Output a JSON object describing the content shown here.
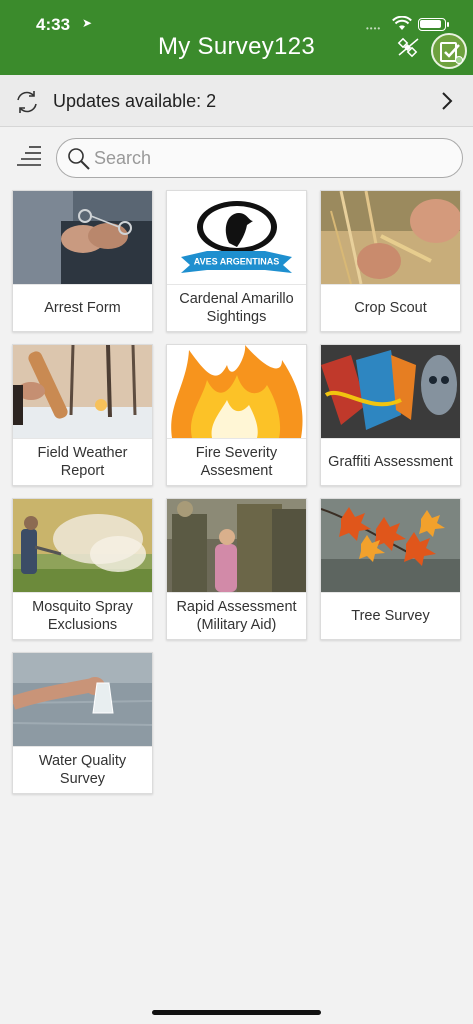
{
  "status": {
    "time": "4:33"
  },
  "header": {
    "title": "My Survey123"
  },
  "updates": {
    "label": "Updates available: 2"
  },
  "search": {
    "placeholder": "Search",
    "value": ""
  },
  "surveys": [
    {
      "label": "Arrest Form",
      "icon": "arrest-form-thumbnail"
    },
    {
      "label": "Cardenal Amarillo Sightings",
      "icon": "aves-argentinas-logo",
      "logo_text": "AVES ARGENTINAS"
    },
    {
      "label": "Crop Scout",
      "icon": "crop-scout-thumbnail"
    },
    {
      "label": "Field Weather Report",
      "icon": "field-weather-thumbnail"
    },
    {
      "label": "Fire Severity Assesment",
      "icon": "fire-severity-thumbnail"
    },
    {
      "label": "Graffiti Assessment",
      "icon": "graffiti-thumbnail"
    },
    {
      "label": "Mosquito Spray Exclusions",
      "icon": "mosquito-spray-thumbnail"
    },
    {
      "label": "Rapid Assessment (Military Aid)",
      "icon": "rapid-assessment-thumbnail"
    },
    {
      "label": "Tree Survey",
      "icon": "tree-survey-thumbnail"
    },
    {
      "label": "Water Quality Survey",
      "icon": "water-quality-thumbnail"
    }
  ],
  "colors": {
    "header": "#3b8b2c",
    "background": "#f2f2f2"
  }
}
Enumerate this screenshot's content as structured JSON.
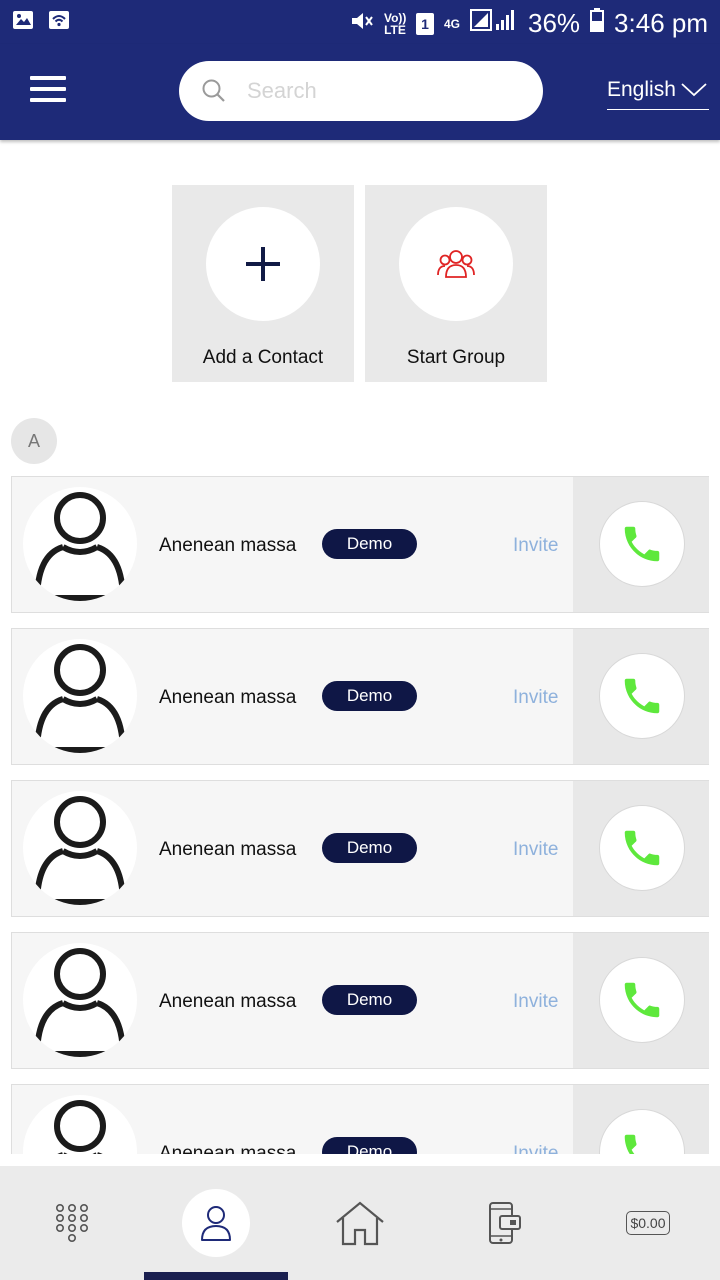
{
  "status_bar": {
    "volte_label": "Vo)) LTE",
    "sim_label": "1",
    "network_label": "4G",
    "battery": "36%",
    "time": "3:46 pm"
  },
  "header": {
    "search_placeholder": "Search",
    "language": "English"
  },
  "actions": {
    "add_contact": "Add a Contact",
    "start_group": "Start Group"
  },
  "section_letter": "A",
  "contacts": [
    {
      "name": "Anenean massa",
      "badge": "Demo",
      "invite": "Invite"
    },
    {
      "name": "Anenean massa",
      "badge": "Demo",
      "invite": "Invite"
    },
    {
      "name": "Anenean massa",
      "badge": "Demo",
      "invite": "Invite"
    },
    {
      "name": "Anenean massa",
      "badge": "Demo",
      "invite": "Invite"
    },
    {
      "name": "Anenean massa",
      "badge": "Demo",
      "invite": "Invite"
    }
  ],
  "bottom_nav": {
    "items": [
      "dialpad-icon",
      "contacts-icon",
      "home-icon",
      "wallet-icon",
      "balance"
    ],
    "active": "contacts-icon",
    "balance": "$0.00"
  },
  "colors": {
    "header": "#1e2a78",
    "badge": "#0f1746",
    "invite": "#8eb1dc",
    "call_icon": "#5ee83c",
    "group_icon": "#e02424"
  }
}
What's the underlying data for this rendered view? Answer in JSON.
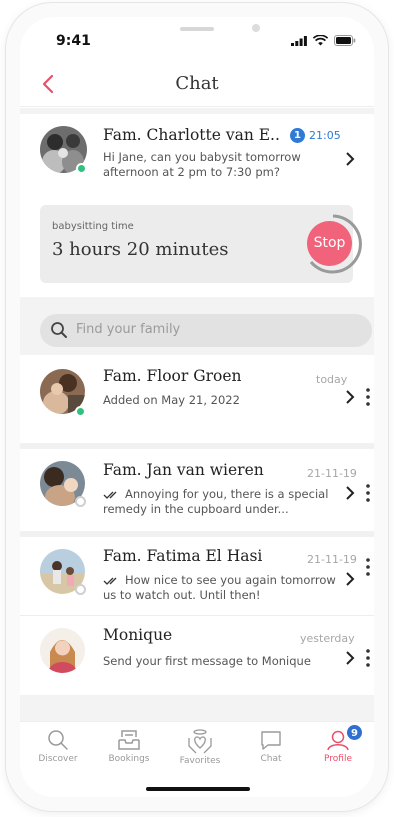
{
  "status_bar": {
    "time": "9:41"
  },
  "header": {
    "title": "Chat"
  },
  "active_chat": {
    "name": "Fam. Charlotte van E..",
    "unread_count": "1",
    "time": "21:05",
    "message": "Hi Jane, can you babysit tomorrow afternoon at 2 pm to 7:30 pm?",
    "online": true
  },
  "babysitting": {
    "label": "babysitting time",
    "duration": "3 hours 20 minutes",
    "stop_label": "Stop"
  },
  "search": {
    "placeholder": "Find your family"
  },
  "conversations": [
    {
      "name": "Fam. Floor Groen",
      "date": "today",
      "message": "Added on May 21, 2022",
      "online": true,
      "read_ticks": false
    },
    {
      "name": "Fam. Jan van wieren",
      "date": "21-11-19",
      "message": "Annoying for you, there is a special remedy in the cupboard under...",
      "online": false,
      "read_ticks": true
    },
    {
      "name": "Fam. Fatima El Hasi",
      "date": "21-11-19",
      "message": "How nice to see you again tomorrow us to watch out. Until then!",
      "online": false,
      "read_ticks": true
    },
    {
      "name": "Monique",
      "date": "yesterday",
      "message": "Send your first message to Monique",
      "online": false,
      "read_ticks": false
    }
  ],
  "tabs": [
    {
      "label": "Discover",
      "icon": "search-icon"
    },
    {
      "label": "Bookings",
      "icon": "inbox-icon"
    },
    {
      "label": "Favorites",
      "icon": "heart-hands-icon"
    },
    {
      "label": "Chat",
      "icon": "speech-bubble-icon"
    },
    {
      "label": "Profile",
      "icon": "profile-icon",
      "badge": "9",
      "active": true
    }
  ],
  "colors": {
    "accent_pink": "#f0637b",
    "badge_blue": "#2f7ad6",
    "online_green": "#2fc27d"
  }
}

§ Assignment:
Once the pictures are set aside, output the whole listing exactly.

§ Response to this exercise:
Output a JSON object describing the content shown here.
{
  "status": {
    "time": "4:33"
  },
  "header": {
    "title": "My Survey123"
  },
  "updates": {
    "label": "Updates available: 2"
  },
  "search": {
    "placeholder": "Search",
    "value": ""
  },
  "surveys": [
    {
      "label": "Arrest Form",
      "icon": "arrest-form-thumbnail"
    },
    {
      "label": "Cardenal Amarillo Sightings",
      "icon": "aves-argentinas-logo",
      "logo_text": "AVES ARGENTINAS"
    },
    {
      "label": "Crop Scout",
      "icon": "crop-scout-thumbnail"
    },
    {
      "label": "Field Weather Report",
      "icon": "field-weather-thumbnail"
    },
    {
      "label": "Fire Severity Assesment",
      "icon": "fire-severity-thumbnail"
    },
    {
      "label": "Graffiti Assessment",
      "icon": "graffiti-thumbnail"
    },
    {
      "label": "Mosquito Spray Exclusions",
      "icon": "mosquito-spray-thumbnail"
    },
    {
      "label": "Rapid Assessment (Military Aid)",
      "icon": "rapid-assessment-thumbnail"
    },
    {
      "label": "Tree Survey",
      "icon": "tree-survey-thumbnail"
    },
    {
      "label": "Water Quality Survey",
      "icon": "water-quality-thumbnail"
    }
  ],
  "colors": {
    "header": "#3b8b2c",
    "background": "#f2f2f2"
  }
}
Enumerate this screenshot's content as structured JSON.
{
  "status_bar": {
    "volte_label": "Vo)) LTE",
    "sim_label": "1",
    "network_label": "4G",
    "battery": "36%",
    "time": "3:46 pm"
  },
  "header": {
    "search_placeholder": "Search",
    "language": "English"
  },
  "actions": {
    "add_contact": "Add a Contact",
    "start_group": "Start Group"
  },
  "section_letter": "A",
  "contacts": [
    {
      "name": "Anenean massa",
      "badge": "Demo",
      "invite": "Invite"
    },
    {
      "name": "Anenean massa",
      "badge": "Demo",
      "invite": "Invite"
    },
    {
      "name": "Anenean massa",
      "badge": "Demo",
      "invite": "Invite"
    },
    {
      "name": "Anenean massa",
      "badge": "Demo",
      "invite": "Invite"
    },
    {
      "name": "Anenean massa",
      "badge": "Demo",
      "invite": "Invite"
    }
  ],
  "bottom_nav": {
    "items": [
      "dialpad-icon",
      "contacts-icon",
      "home-icon",
      "wallet-icon",
      "balance"
    ],
    "active": "contacts-icon",
    "balance": "$0.00"
  },
  "colors": {
    "header": "#1e2a78",
    "badge": "#0f1746",
    "invite": "#8eb1dc",
    "call_icon": "#5ee83c",
    "group_icon": "#e02424"
  }
}
What's the underlying data for this rendered view? Answer in JSON.
{
  "status_bar": {
    "time": "9:41"
  },
  "header": {
    "title": "Chat"
  },
  "active_chat": {
    "name": "Fam. Charlotte van E..",
    "unread_count": "1",
    "time": "21:05",
    "message": "Hi Jane, can you babysit tomorrow afternoon at 2 pm to 7:30 pm?",
    "online": true
  },
  "babysitting": {
    "label": "babysitting time",
    "duration": "3 hours 20 minutes",
    "stop_label": "Stop"
  },
  "search": {
    "placeholder": "Find your family"
  },
  "conversations": [
    {
      "name": "Fam. Floor Groen",
      "date": "today",
      "message": "Added on May 21, 2022",
      "online": true,
      "read_ticks": false
    },
    {
      "name": "Fam. Jan van wieren",
      "date": "21-11-19",
      "message": "Annoying for you, there is a special remedy in the cupboard under...",
      "online": false,
      "read_ticks": true
    },
    {
      "name": "Fam. Fatima El Hasi",
      "date": "21-11-19",
      "message": "How nice to see you again tomorrow us to watch out. Until then!",
      "online": false,
      "read_ticks": true
    },
    {
      "name": "Monique",
      "date": "yesterday",
      "message": "Send your first message to Monique",
      "online": false,
      "read_ticks": false
    }
  ],
  "tabs": [
    {
      "label": "Discover",
      "icon": "search-icon"
    },
    {
      "label": "Bookings",
      "icon": "inbox-icon"
    },
    {
      "label": "Favorites",
      "icon": "heart-hands-icon"
    },
    {
      "label": "Chat",
      "icon": "speech-bubble-icon"
    },
    {
      "label": "Profile",
      "icon": "profile-icon",
      "badge": "9",
      "active": true
    }
  ],
  "colors": {
    "accent_pink": "#f0637b",
    "badge_blue": "#2f7ad6",
    "online_green": "#2fc27d"
  }
}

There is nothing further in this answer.